Project Showroom is our technology preview for realistic rendering using real products in realistic settings. This experiment allows users to customize a kitchen or bathroom and see their choices rendered in real time. Our aim is to make the rendering look more and more realistic as advances in hardware and rendering technology advance.
Demonstrating software as a service is alive in the lab.
3D printing is one of the ways Autodesk customers can experience their designs before they are real. One of the highlights of this morning's main stage presentation at Autodesk University was the unveiling of a full scale motorcycle that had been printed from Inventor using a 3D printer. After the main stage presentation, the model was brought to the Exhibit Hall. The AutoCAD booth is right next to the Autodesk Labs Discovery space. Being in such close proximity, I got to watch them raise the motorcycle into position.
Some of you might be familiar with the movie, Raising Arizona. Well this is raising the bar of 3D printing in more ways than one. It's incredible what 3D printing technology can do.
AU is in full swing and is alive in the lab.

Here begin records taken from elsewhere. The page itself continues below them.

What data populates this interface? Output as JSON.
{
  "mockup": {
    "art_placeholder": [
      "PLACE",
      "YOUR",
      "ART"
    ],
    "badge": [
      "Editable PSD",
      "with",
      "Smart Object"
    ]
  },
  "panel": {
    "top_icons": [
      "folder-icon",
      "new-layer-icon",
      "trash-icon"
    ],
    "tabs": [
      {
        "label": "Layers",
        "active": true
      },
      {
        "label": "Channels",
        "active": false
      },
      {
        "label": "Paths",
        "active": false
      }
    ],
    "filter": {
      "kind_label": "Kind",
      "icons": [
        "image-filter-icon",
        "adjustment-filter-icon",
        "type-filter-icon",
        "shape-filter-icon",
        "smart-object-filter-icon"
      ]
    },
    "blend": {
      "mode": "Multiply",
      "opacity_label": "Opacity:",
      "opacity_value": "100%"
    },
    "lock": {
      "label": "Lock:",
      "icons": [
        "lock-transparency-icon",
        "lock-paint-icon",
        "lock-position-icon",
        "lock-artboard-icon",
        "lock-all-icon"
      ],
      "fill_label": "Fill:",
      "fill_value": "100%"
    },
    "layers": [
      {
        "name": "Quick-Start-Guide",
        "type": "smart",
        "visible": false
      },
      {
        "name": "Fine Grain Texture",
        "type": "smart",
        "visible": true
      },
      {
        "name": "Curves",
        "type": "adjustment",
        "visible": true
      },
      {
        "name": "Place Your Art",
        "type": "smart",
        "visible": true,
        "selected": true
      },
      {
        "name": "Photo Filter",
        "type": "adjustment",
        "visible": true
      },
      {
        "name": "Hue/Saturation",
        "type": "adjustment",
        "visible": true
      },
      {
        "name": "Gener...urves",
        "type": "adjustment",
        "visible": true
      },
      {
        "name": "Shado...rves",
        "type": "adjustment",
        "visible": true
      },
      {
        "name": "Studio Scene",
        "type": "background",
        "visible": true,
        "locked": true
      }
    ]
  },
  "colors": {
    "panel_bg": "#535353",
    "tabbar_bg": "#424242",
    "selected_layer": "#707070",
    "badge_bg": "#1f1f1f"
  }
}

Today the Autodesk Labs team spent the day setting up our Discovery Space in the Exhibit Hall. I helped John Schmier assemble the Perceptive Pixel Multi-touch Wall. Although this was my second time assisting with this task, this was the fourteenth time for John. Our multi-touch wall really gets around, e.g. Civic Center North in San Rafael, Customer Briefing Center at One Market in San Francisco, TED Conference in Monterey, and Autodesk University in Las Vegas. I filmed snippets of our work.
We look forward to showing off Autodesk Design Review and Autodesk Mudbox running on the multi-touch wall. The gesture-based updates we have made to these applications specific to multi-touch interaction demonstrate different and better ways to work with design data.
Multi-touch is alive in the lab.
If you are pre-registered for Autodesk University, check-in is easy.
It was as easy as one, two, three.
I am in Las Vegas for AU. My 6:35 AM flight from Phoenix had 27 people. Only 5 of us got off with the remaining 22 continuing on to Oakland. Of the 5, only 2 of us had checked luggage. With such small numbers, you would think that baggage claim would be a snap. Alas, Southwest Airlines misplaced my and the other passenger's luggage. They were able to resolve the problem for both of us. Normally Robin Capper comes from New Zealand each year.and often has a travel-related anecdote. He will be missed this year.
Autodesk Labs Marketing Manager, Amanda Collins, is doing a bang up job preparing us for AU, Here's a sneak peek at our Discovery Space area:
I am looking forward to having faces go with the names I already know from your feedback emails. I am also looking forward to making new contacts. So please stop by our space in the Exhibit Hall.
Anticipation for Autodesk University is alive in the lab.